The second requestor believes an arbitrator is required to properly interpret and apply the policy provisions and procedures for determining whether a policyholder satisfied the requirements for prevented planting coverage.

The second requestor believes the arbitrator is allowed to make factual determinations but also must properly interpret and apply the policy provisions and procedures when applying the factual determinations in making the award. A dispute as to interpretation and application exist where the arbitrator fails to properly interpret and apply the policy provisions and procedures and nullification is appropriate.

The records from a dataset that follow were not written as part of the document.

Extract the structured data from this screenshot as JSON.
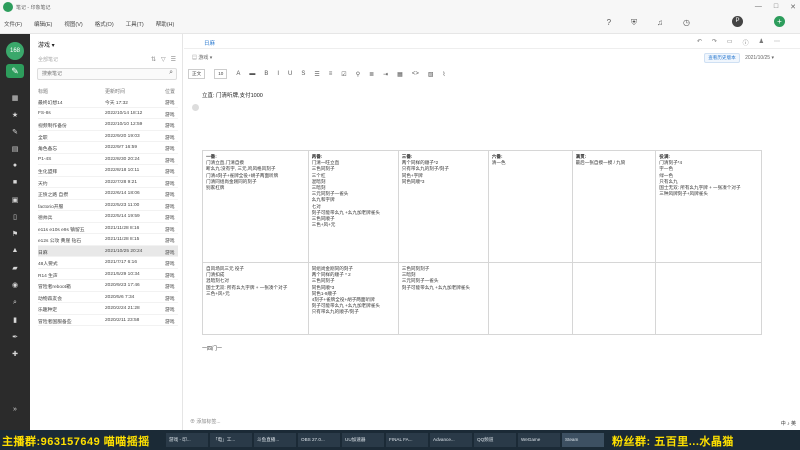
{
  "window": {
    "title": "笔记 - 印象笔记",
    "menu": [
      "文件(F)",
      "编辑(E)",
      "视图(V)",
      "格式(O)",
      "工具(T)",
      "帮助(H)"
    ],
    "avatar_letter": "P",
    "controls": [
      "—",
      "□",
      "✕"
    ]
  },
  "rail": {
    "badge": "168",
    "items": [
      "home",
      "star",
      "note",
      "notebook",
      "tag",
      "work",
      "doc",
      "share",
      "trash",
      "expand"
    ]
  },
  "list": {
    "notebook": "游戏",
    "hint": "全部笔记",
    "search_placeholder": "搜索笔记",
    "headers": [
      "标题",
      "更新时间",
      "位置"
    ],
    "rows": [
      [
        "最终幻想14",
        "今天 17:32",
        "游戏"
      ],
      [
        "FS-8s",
        "2022/10/14 18:12",
        "游戏"
      ],
      [
        "视频制作备份",
        "2022/10/10 12:59",
        "游戏"
      ],
      [
        "全职",
        "2022/9/20 19:03",
        "游戏"
      ],
      [
        "角色备忘",
        "2022/9/7 16:59",
        "游戏"
      ],
      [
        "P1-4S",
        "2022/8/30 20:24",
        "游戏"
      ],
      [
        "生化盟拜",
        "2022/8/18 10:11",
        "游戏"
      ],
      [
        "天约",
        "2022/7/28 9:21",
        "游戏"
      ],
      [
        "正愤之路 自攒",
        "2022/6/14 18:06",
        "游戏"
      ],
      [
        "factorio开服",
        "2022/5/23 11:00",
        "游戏"
      ],
      [
        "德帅兵",
        "2022/5/14 19:59",
        "游戏"
      ],
      [
        "e11s e10s e9s 镇留五",
        "2021/11/28 8:16",
        "游戏"
      ],
      [
        "e12s 公攻 黄崖 钻石",
        "2021/11/28 8:15",
        "游戏"
      ],
      [
        "日麻",
        "2021/10/25 20:24",
        "游戏"
      ],
      [
        "48人要式",
        "2021/7/17 6:16",
        "游戏"
      ],
      [
        "R14 生声",
        "2021/5/29 10:34",
        "游戏"
      ],
      [
        "冒险者reboot箱",
        "2020/9/23 17:46",
        "游戏"
      ],
      [
        "动物森友会",
        "2020/5/6 7:34",
        "游戏"
      ],
      [
        "乐趣种定",
        "2020/2/24 21:28",
        "游戏"
      ],
      [
        "冒险者国服备些",
        "2020/2/11 23:58",
        "游戏"
      ]
    ]
  },
  "editor": {
    "crumb": "日麻",
    "notebook": "游戏",
    "date": "2021/10/25",
    "fix_btn": "查看历史版本",
    "style_select": "正文",
    "size_select": "10",
    "title_line": "立直: 门清听牌,支付1000",
    "table": {
      "row1": [
        [
          "一番:",
          "门清立直,门清自摸",
          "断幺九:没有字, 三元,鸣风格风刻子",
          "门清4刻子+雀牌全役+胡子两面听牌",
          "门清同组尚金刚同的刻子",
          "别家杠牌"
        ],
        [
          "两番:",
          "门清一旺立直",
          "三色同刻子",
          "三个杠",
          "混暗刻",
          "三暗刻",
          "三元同刻子一雀头",
          "幺九和字牌",
          "七对",
          "刻子可能带幺九 +幺九加老牌雀头",
          "三色同顺子",
          "三色+风+元"
        ],
        [
          "三番:",
          "两个同样的顺子*2",
          "只有带幺九的刻子/刻子",
          "同色+字牌",
          "同色同顺*3"
        ],
        [
          "六番:",
          "清一色"
        ],
        [
          "满贯:",
          "最后一张自摸一摸 / 九筒"
        ],
        [
          "役满:",
          "门清刻子*4",
          "字一色",
          "绿一色",
          "只有幺九",
          "国士无双: 所有幺九字牌 + 一张凑个对子",
          "三种风牌刻子+风牌雀头"
        ]
      ],
      "row2": [
        [
          "",
          "自风场风三元 役子",
          "门清扣成",
          "混暗刻七对",
          "国士无双: 所有幺九字牌 + 一张凑个对子",
          "三色+风+元"
        ],
        [
          "",
          "同组尚金刚同的刻子",
          "两个同样的顺子 * 2",
          "三色同刻子",
          "同色同顺*3",
          "同色1-9顺子",
          "4刻子+雀牌全役+胡子两面听牌",
          "刻子可能带幺九 +幺九加老牌雀头",
          "只有带幺九的顺子/刻子"
        ],
        [
          "",
          "三色同刻刻子",
          "三暗刻",
          "三元同刻子一雀头",
          "刻子可能带幺九 +幺九加老牌雀头"
        ],
        [
          ""
        ],
        [
          ""
        ],
        [
          ""
        ]
      ]
    },
    "footer_text": "一四门一",
    "add_tag": "添加标签..."
  },
  "taskbar": {
    "left_overlay": "主播群:963157649 喵喵摇摇",
    "right_overlay": "粉丝群: 五百里...水晶猫",
    "tasks": [
      "游戏 - 印...",
      "「电」工...",
      "斗鱼直播...",
      "OBS 27.0...",
      "UU加速器",
      "FINAL FA...",
      "Advance...",
      "QQ频道",
      "WeGame",
      "Steam"
    ],
    "clock": "中 ♪ 英"
  }
}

Final Agency Determination
FCIC agrees with both requestors that an arbitrator has the authority to make factual determinations in arbitration. In accordance with the Federal Crop Insurance Act, regulations and policy provisions, it is FCIC’s responsibility to interpret statute, regulations, policy provisions or procedures. It is the responsibility of the arbitrator to apply those interpretations to the facts of the case. FCIC agrees with the first requestor that FCIC does not consider any factual situation, and will not do so here, when issuing a FAD. FCIC provides a neutral, unbiased interpretation of provisions of statute, regulation, policy or procedures.

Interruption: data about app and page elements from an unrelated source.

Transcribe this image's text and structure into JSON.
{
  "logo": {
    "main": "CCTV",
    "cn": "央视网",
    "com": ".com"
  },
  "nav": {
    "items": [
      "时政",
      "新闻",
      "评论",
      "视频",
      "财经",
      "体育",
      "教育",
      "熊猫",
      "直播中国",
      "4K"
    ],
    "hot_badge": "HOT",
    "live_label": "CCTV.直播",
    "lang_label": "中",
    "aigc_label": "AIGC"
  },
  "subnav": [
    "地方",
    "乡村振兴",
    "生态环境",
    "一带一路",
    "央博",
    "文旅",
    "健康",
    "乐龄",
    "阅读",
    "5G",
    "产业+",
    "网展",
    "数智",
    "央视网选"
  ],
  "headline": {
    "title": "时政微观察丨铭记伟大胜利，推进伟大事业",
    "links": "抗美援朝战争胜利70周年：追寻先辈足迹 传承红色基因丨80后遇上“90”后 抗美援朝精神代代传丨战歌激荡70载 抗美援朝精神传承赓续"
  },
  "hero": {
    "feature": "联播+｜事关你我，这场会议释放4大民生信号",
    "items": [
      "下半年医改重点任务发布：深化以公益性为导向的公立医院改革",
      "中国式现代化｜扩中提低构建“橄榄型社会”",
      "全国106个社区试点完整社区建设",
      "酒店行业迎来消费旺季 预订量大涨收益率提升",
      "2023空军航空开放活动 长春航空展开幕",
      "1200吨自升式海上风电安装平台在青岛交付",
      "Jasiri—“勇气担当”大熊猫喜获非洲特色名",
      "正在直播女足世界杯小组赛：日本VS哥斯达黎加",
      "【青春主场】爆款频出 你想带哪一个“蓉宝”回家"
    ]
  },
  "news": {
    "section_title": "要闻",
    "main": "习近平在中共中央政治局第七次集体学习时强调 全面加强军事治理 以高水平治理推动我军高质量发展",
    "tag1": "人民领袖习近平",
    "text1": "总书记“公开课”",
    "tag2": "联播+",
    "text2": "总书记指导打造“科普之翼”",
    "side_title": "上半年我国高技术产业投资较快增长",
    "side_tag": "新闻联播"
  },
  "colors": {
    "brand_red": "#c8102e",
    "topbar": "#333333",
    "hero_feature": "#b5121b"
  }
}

FCIC also agrees with the second requestor that the arbitrator is bound to apply the Act and published regulations correctly when it renders an arbitration award. Therefore, the arbitrator, in making a factual determination about a specific case, is required to apply the policy and procedural provisions in accordance with FCIC’s interpretation. FCIC-issued FADs that are applied during a(n) mediation, arbitration, and litigation proceeding are not specific to any one case but rather are generally applicable to all program participants. Any factual application of a FAD to a policyholder’s situation or case is the responsibility of the arbitrator during the arbitration hearing.

FCIC also agrees with the second requestor that although the arbitrator may make a factual determination, it also must properly apply the policy or procedural provisions in granting the award. Further, if there is a material dispute regarding an interpretation of the policy or procedure, a FAD must be obtained from FCIC. FCIC agrees with the second requestor that such a dispute may arise after the arbitration award has been rendered. In such case, either of the parties may seek a FAD for the provision at issue. Once the FAD is issued, the arbitration award must be reviewed to determine if it is consistent with the FAD. If it is not consistent, the arbitration award must be nullified if it is determined that the inconsistency materially affected the award. In that case a new award must be issued by the arbitrator applying the issued FAD.

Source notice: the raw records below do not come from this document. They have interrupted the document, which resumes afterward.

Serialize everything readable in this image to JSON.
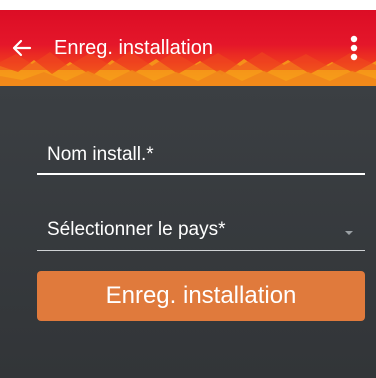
{
  "toolbar": {
    "title": "Enreg. installation",
    "back_icon": "arrow-left-icon",
    "menu_icon": "more-vertical-icon",
    "colors": {
      "top": "#dc0d25",
      "flame": "#f6a11a"
    }
  },
  "form": {
    "name_label": "Nom install.*",
    "country_label": "Sélectionner le pays*",
    "country_arrow_icon": "caret-down-icon",
    "submit_label": "Enreg. installation",
    "submit_color": "#e07a3c",
    "background_color": "#383b3e"
  }
}
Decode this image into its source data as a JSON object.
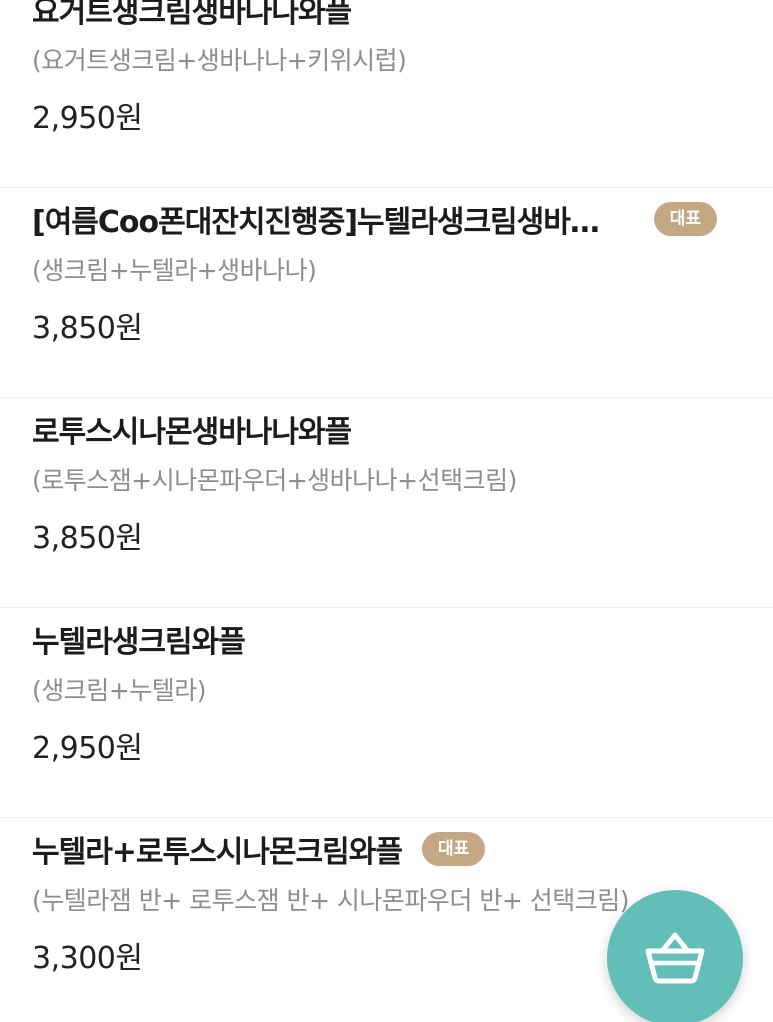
{
  "menu_items": [
    {
      "title": "요거트생크림생바나나와플",
      "description": "(요거트생크림+생바나나+키위시럽)",
      "price": "2,950원",
      "badge": ""
    },
    {
      "title": "[여름Coo폰대잔치진행중]누텔라생크림생바나나와플",
      "description": "(생크림+누텔라+생바나나)",
      "price": "3,850원",
      "badge": "대표"
    },
    {
      "title": "로투스시나몬생바나나와플",
      "description": "(로투스잼+시나몬파우더+생바나나+선택크림)",
      "price": "3,850원",
      "badge": ""
    },
    {
      "title": "누텔라생크림와플",
      "description": "(생크림+누텔라)",
      "price": "2,950원",
      "badge": ""
    },
    {
      "title": "누텔라+로투스시나몬크림와플",
      "description": "(누텔라잼 반+ 로투스잼 반+ 시나몬파우더 반+ 선택크림)",
      "price": "3,300원",
      "badge": "대표"
    }
  ],
  "cart_button": {
    "icon": "basket-icon",
    "color": "#63beb8"
  },
  "colors": {
    "badge": "#c4a783",
    "cart_fab": "#63beb8",
    "title": "#1c1c1c",
    "description": "#8e8e8e",
    "divider": "#ececec"
  }
}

Under 7 CFR § 400.768 FCIC will not interpret any specific factual situation or case, such as the actions of the insured, AIP, agent, loss adjuster, arbitrator, mediator, judge, or magistrate under the provisions. Thus, this interpretation does not include any analysis of whether the policyholder, AIP, or arbitrator were in conformance with the statute, policy provisions, or procedures cited above.

In accordance with 7 C.F.R. § 400.765(c), this Final Agency Determination is binding on all participants in the Federal crop insurance program for the crop years the policy provisions are in effect. Any appeal of this decision must be in accordance with 7 C.F.R. § 400.768(g).

Date of Issue: April 10, 2015